I have heard there are rules for writing that must be followed, especially by new authors.
In life, I've probably mostly followed the rules. Tie your shoes. Comb your hair. Cross your Ts and dot your lower case Js. Don't let the bed bugs bite. But I usually didn't like it much, especially when the rules seemed arbitrary. Perhaps if someone explained why it's so critically important to not go swimming for at least an hour after eating, I might be more inclined to obey. Maybe.
Here's a rule I heard at a writing seminar given by a noted author. "Eliminate all forms of the verb to be." That encompasses a lot: am, are, is, was, were, be, being, been, and the helper verb will. This speaker advocated use of action verbs, such as see and jump and run. It reminds me of some ancient elementary school books. Run, Dick, run. Run, run, run. See Jane jump. Jump, jump, jump.
This rule, while perhaps wise, neglects to consider the value of the "forbidden verb" in some of our most cherished literature:

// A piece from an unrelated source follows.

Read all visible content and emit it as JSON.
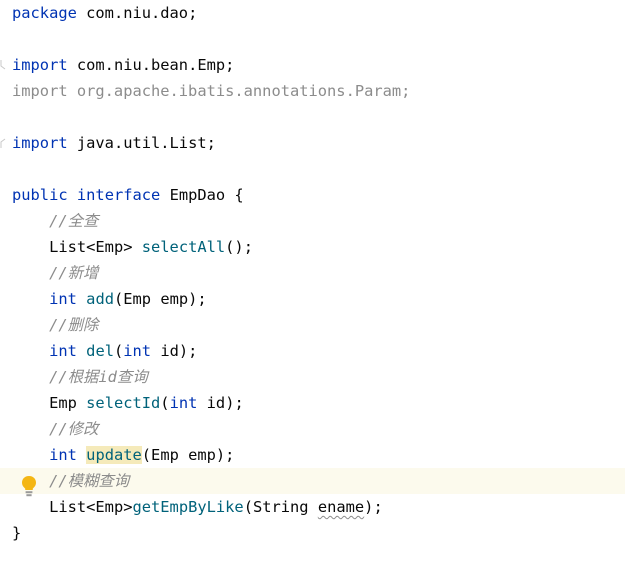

"To be, or not to be, that is the question." (Hamlet by Shakespeare)
"It was the best of times, it was the worst of times,...." (A Tale of Two Cities by Charles Dickens)
"Fuzzy Wuzzy was a bear, Fuzzy Wuzzy had no hair, Fuzzy Wuzzy wasn't fuzzy, was he?" (Fuzzy Wuzzy by Rudyard Kipling).
Another rule I've heard is that a writer should never, absolutely never, start a sentence with a conjunction.
And with that thought in mind, I am certain that rules are meant to be broken.